 WHEN “ENOUGH IS ENOUGH”
As leaders of a society in crisis, do what you can do, but stop short of sacrificing your own family, health, and career. Those who are active in a society have a stake in its future. When the society is in crisis, it is natural to want to do anything to “fix” it, from giving more and more time to do all of the jobs that need doing, to lying awake at night worrying about the organization.
But sometimes this desire to keep a society going at its former pace can be a strain on the individuals involved. In the extreme, it can cause a breach in the family, problems on the job, and even affect an individual’s health. It is important to remember that although a genealogical society is a worthwhile organization, it is just an organization. Know When it is Time to Say “Enough” Most societies wax and wane in the level of their activity, including publishing, hosting workshops, and completing projects. Their membership numbers rise and fall. Much of this depends on the dynamics of the current board of directors. However, there comes a time in the life of some societies when keeping the organization alive no longer makes sense.
Some questions to discuss might be:
- Has the society outlived its usefulness?
- Are there enough interested individuals to keep the society viable?
- Are there enough individuals who are willing to do the work required to keep the society functioning?
- Is another society in the area filling the needs that this society once filled?

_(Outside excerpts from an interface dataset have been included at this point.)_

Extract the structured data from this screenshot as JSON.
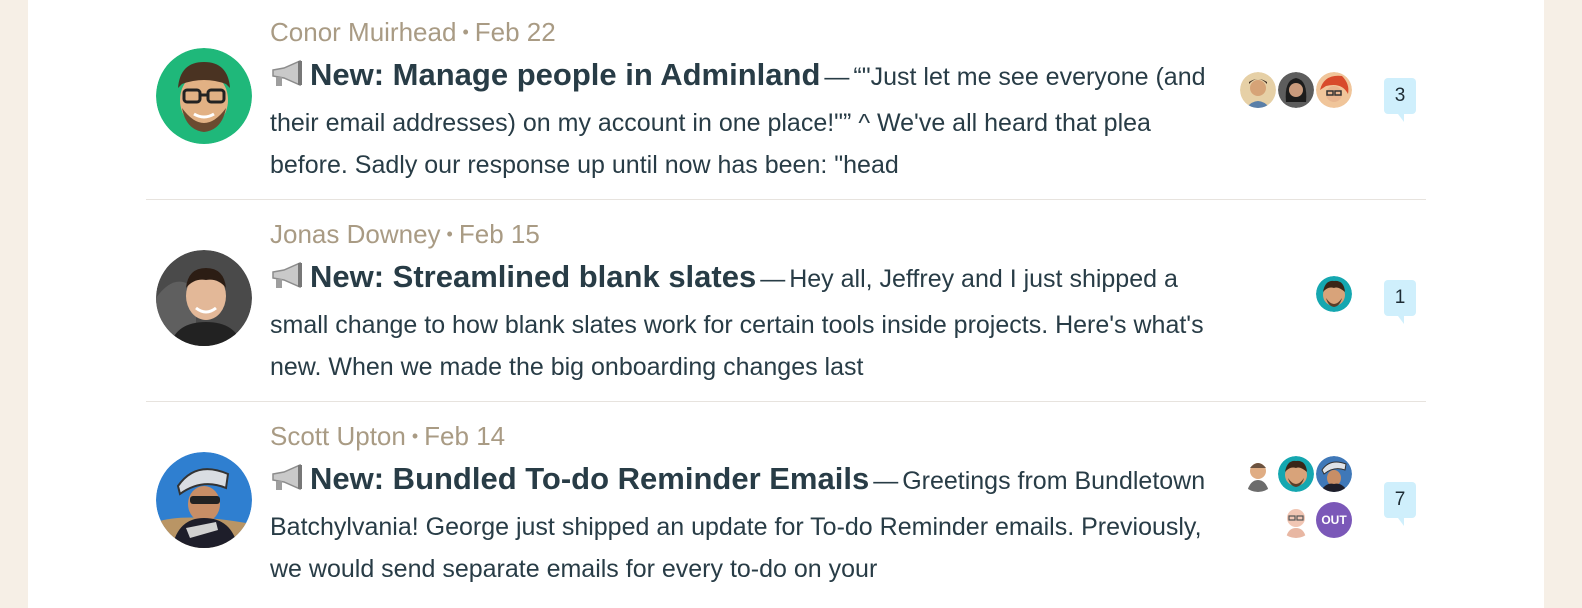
{
  "posts": [
    {
      "author": "Conor Muirhead",
      "date": "Feb 22",
      "title": "New: Manage people in Adminland",
      "excerpt": "“\"Just let me see everyone (and their email addresses) on my account in one place!\"” ^ We've all heard that plea before. Sadly our response up until now has been: \"head",
      "comment_count": "3"
    },
    {
      "author": "Jonas Downey",
      "date": "Feb 15",
      "title": "New: Streamlined blank slates",
      "excerpt": "Hey all, Jeffrey and I just shipped a small change to how blank slates work for certain tools inside projects. Here's what's new. When we made the big onboarding changes last",
      "comment_count": "1"
    },
    {
      "author": "Scott Upton",
      "date": "Feb 14",
      "title": "New: Bundled To-do Reminder Emails",
      "excerpt": "Greetings from Bundletown Batchylvania! George just shipped an update for To-do Reminder emails. Previously, we would send separate emails for every to-do on your",
      "comment_count": "7"
    }
  ],
  "separator_dot": "•",
  "dash": "—",
  "out_badge": "OUT",
  "icons": [
    "megaphone-icon",
    "comment-bubble-icon"
  ],
  "colors": {
    "page_bg": "#f6efe6",
    "meta_text": "#a99b84",
    "body_text": "#283c46",
    "bubble": "#cfeffc",
    "avatar_green": "#1fb87a"
  }
}
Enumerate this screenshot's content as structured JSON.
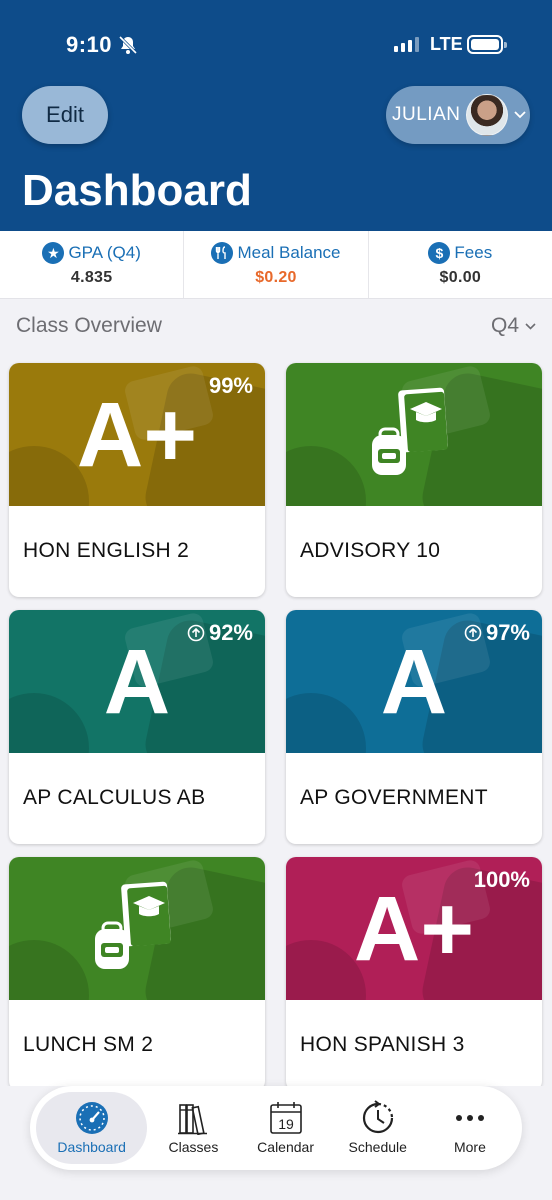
{
  "status_bar": {
    "time": "9:10",
    "network": "LTE"
  },
  "header": {
    "edit_label": "Edit",
    "user_name": "JULIAN",
    "title": "Dashboard"
  },
  "stats": [
    {
      "label": "GPA (Q4)",
      "value": "4.835",
      "icon": "star-circle-icon"
    },
    {
      "label": "Meal Balance",
      "value": "$0.20",
      "icon": "utensils-circle-icon"
    },
    {
      "label": "Fees",
      "value": "$0.00",
      "icon": "dollar-circle-icon"
    }
  ],
  "overview": {
    "label": "Class Overview",
    "quarter": "Q4"
  },
  "classes": [
    {
      "name": "HON ENGLISH 2",
      "grade": "A+",
      "percent": "99%",
      "trend": "",
      "color": "#9a7a0c"
    },
    {
      "name": "ADVISORY 10",
      "grade": "",
      "percent": "",
      "trend": "",
      "color": "#3f8524",
      "icon": "backpack-book-icon"
    },
    {
      "name": "AP CALCULUS AB",
      "grade": "A",
      "percent": "92%",
      "trend": "up",
      "color": "#127466"
    },
    {
      "name": "AP GOVERNMENT",
      "grade": "A",
      "percent": "97%",
      "trend": "up",
      "color": "#0e6e97"
    },
    {
      "name": "LUNCH SM 2",
      "grade": "",
      "percent": "",
      "trend": "",
      "color": "#3f8524",
      "icon": "backpack-book-icon"
    },
    {
      "name": "HON SPANISH 3",
      "grade": "A+",
      "percent": "100%",
      "trend": "",
      "color": "#b01f57"
    }
  ],
  "tabs": [
    {
      "label": "Dashboard",
      "icon": "speedometer-icon",
      "active": true
    },
    {
      "label": "Classes",
      "icon": "books-icon",
      "active": false
    },
    {
      "label": "Calendar",
      "icon": "calendar-icon",
      "calendar_day": "19",
      "active": false
    },
    {
      "label": "Schedule",
      "icon": "clock-history-icon",
      "active": false
    },
    {
      "label": "More",
      "icon": "more-dots-icon",
      "active": false
    }
  ]
}
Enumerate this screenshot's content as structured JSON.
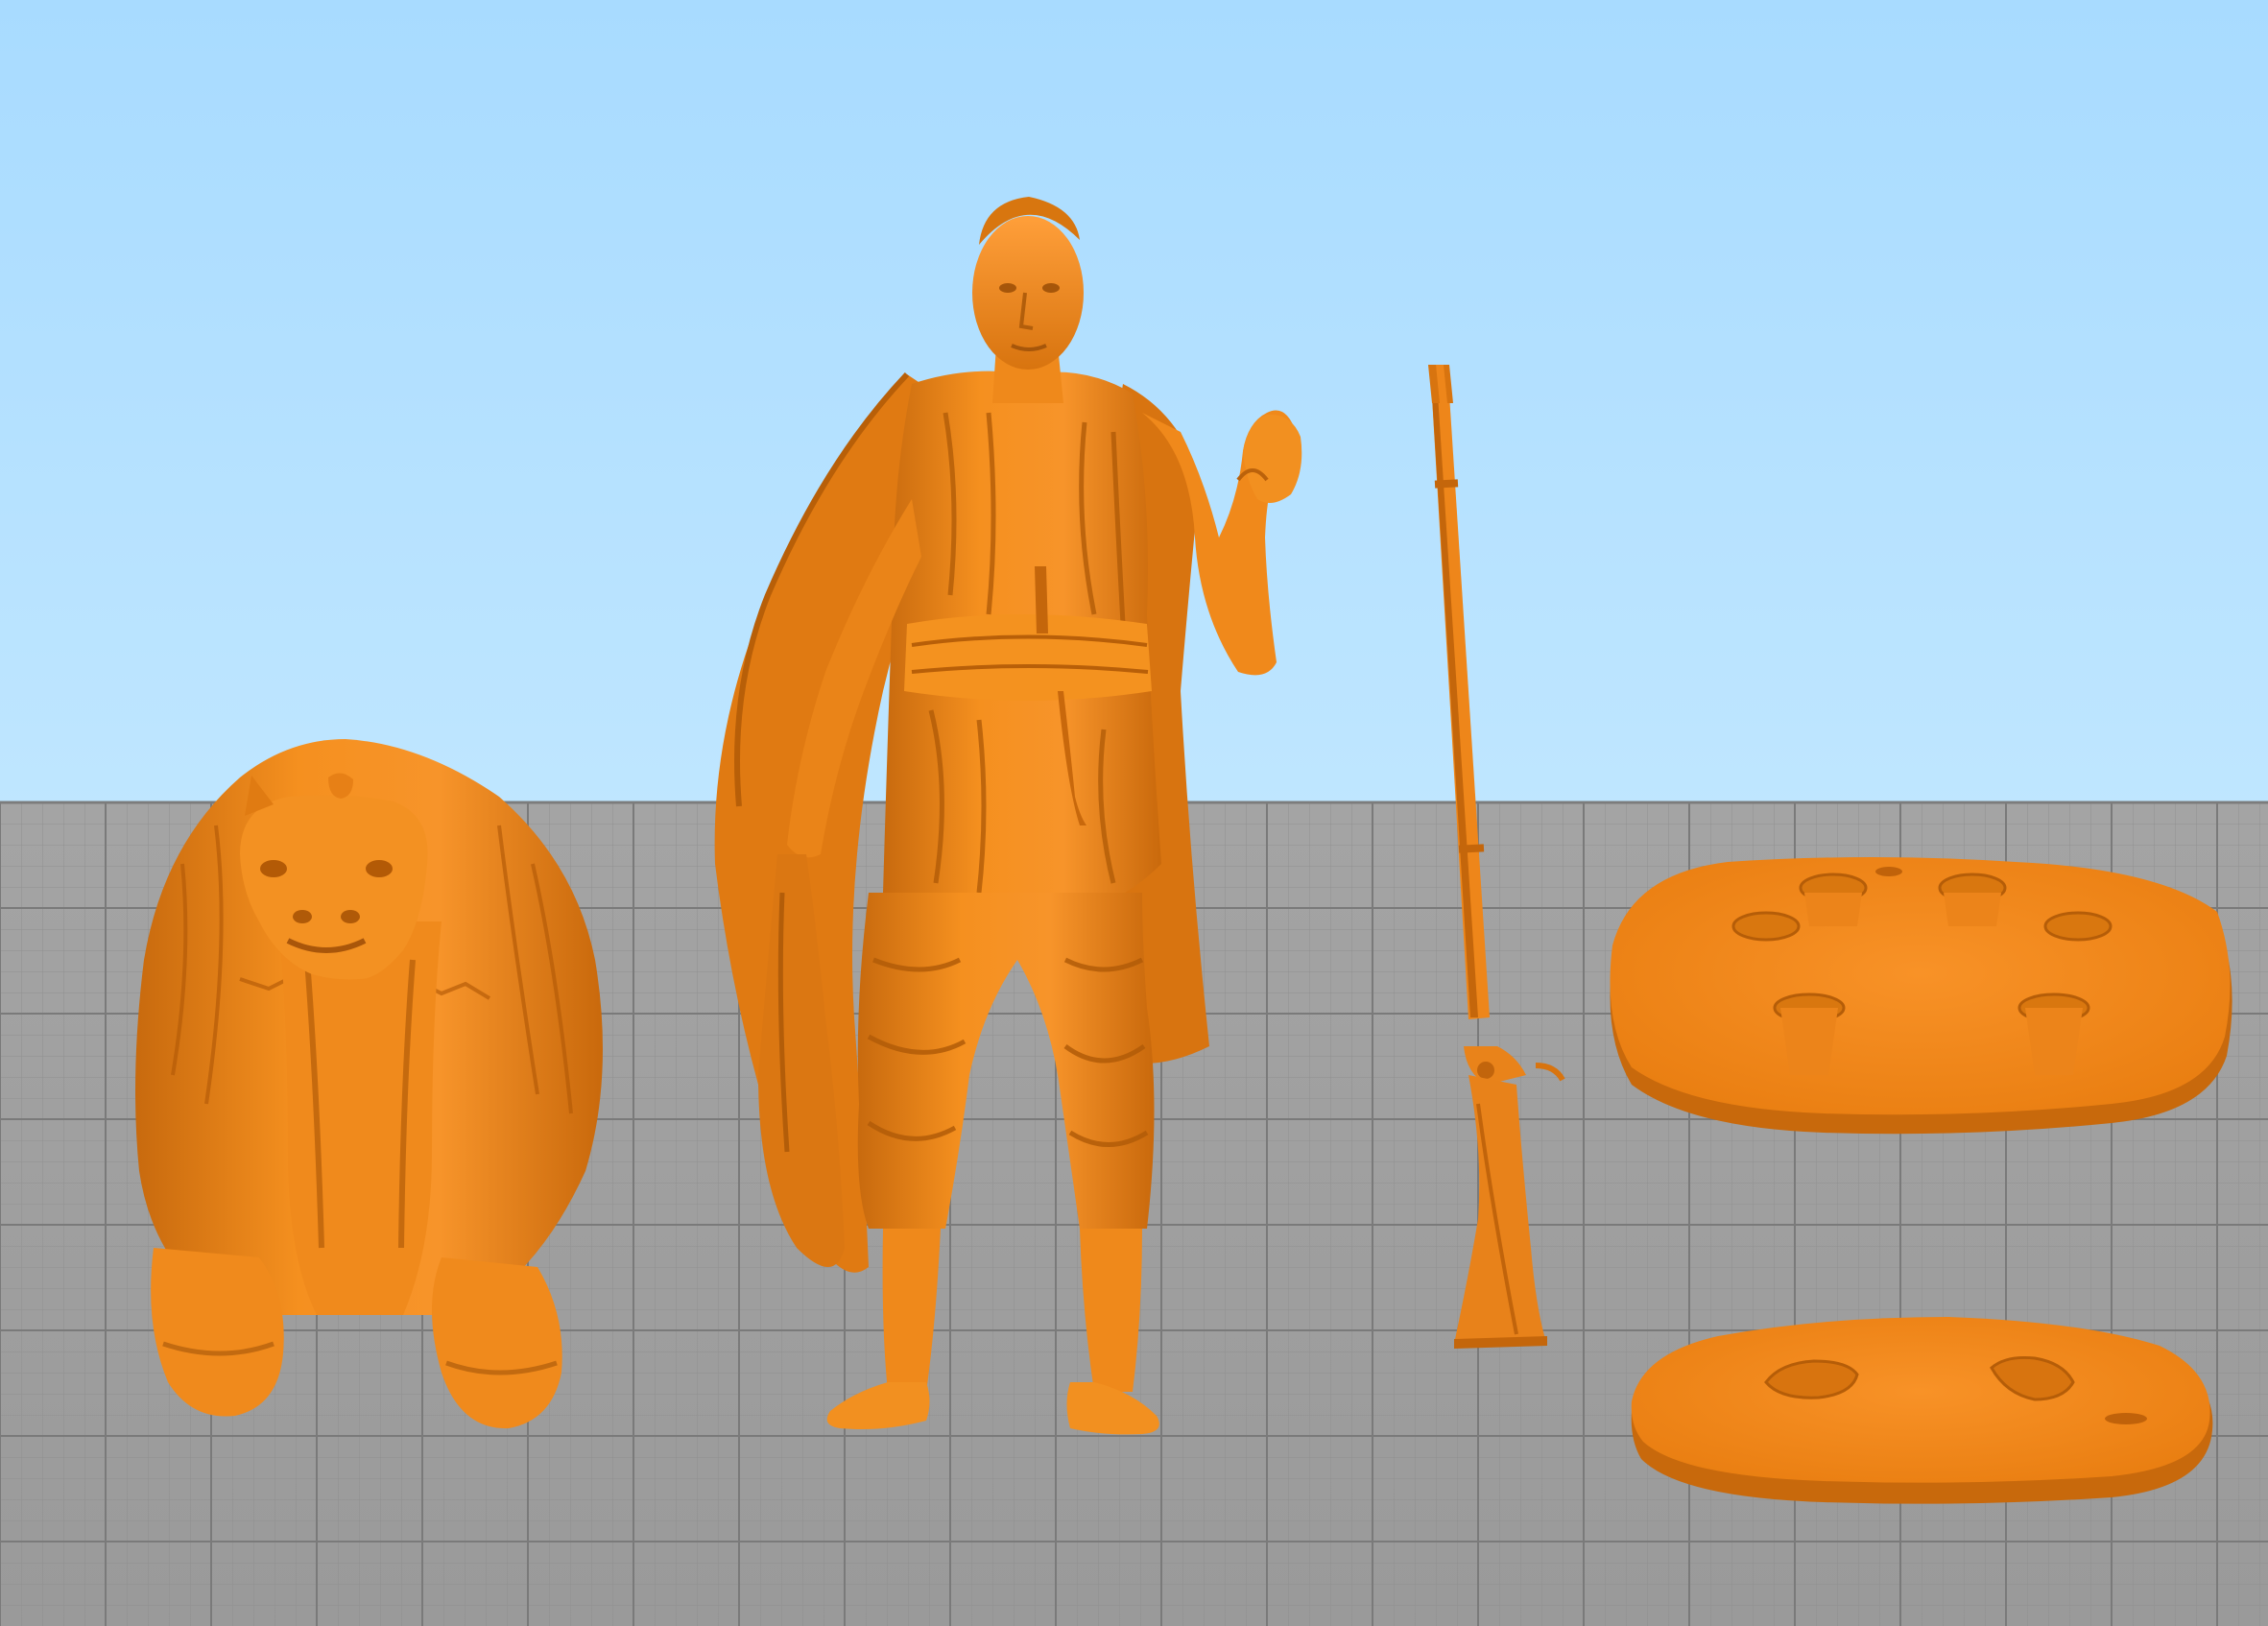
{
  "viewport": {
    "colors": {
      "sky_top": "#a9dcff",
      "sky_bottom": "#bfe6ff",
      "bed": "#a0a0a0",
      "grid_minor": "#8f8f8f",
      "grid_major": "#7a7a7a",
      "model": "#f0861a",
      "model_shadow": "#b85e0a",
      "model_highlight": "#ffa347"
    }
  },
  "objects": [
    {
      "name": "camel",
      "icon": "camel-model-icon"
    },
    {
      "name": "standing-figure",
      "icon": "person-model-icon"
    },
    {
      "name": "rifle",
      "icon": "rifle-model-icon"
    },
    {
      "name": "base-large",
      "icon": "base-model-icon"
    },
    {
      "name": "base-small",
      "icon": "base-model-icon"
    }
  ]
}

Alternatives exist to dissolving the society all together. It may be possible to merge with another area society. This spreads the work to be done among a larger constituency.
 HAVE A PLAN
Before the next crisis strikes, officers and members of the board of directors should work on a “disaster plan.” Not every contingency can be anticipated, but the types of crises, as noted at the beginning of this paper, can be addressed and possible actions in the event of their occurrence can be planned. A society is stronger in a crisis when it can act instead of react. Some ideas: % Suggest strongly that officers and other members of the board of directors study the bylaws and remain familiar with them.
- Have the names of an attorney, an accountant who specializes in not-for-profit organizations, and other experts on file.
- Cultivate members who are too busy to become actively involved now, but who could be strong officers and committee chairs in the future. Give them less time-consuming jobs to do now to keep them actively involved in the society. This will be the society’s “back-up” team: in training as the next generation of officers.
- Formulate a plan to market the society should its membership numbers begin to fall, and be open to changing objectives if they are not meeting the needs and desires of potential members.
- Encourage respectful and courteous behavior at all times between board members, even when disagreements arise.
As innocuous as an organization like a genealogical society may seem, they are not immune to problems. These may take the form of political strife and infighting, the apathy of formerly enthusiastic members, resignation of leaders, legal actions, and countless other crises. These situations are painful to experience, but can be overcome. When the society survives, it may emerge from the crisis stronger, with leaders that are less complacent and more aware, and who have a plan for handling similar problems that may arise in the future.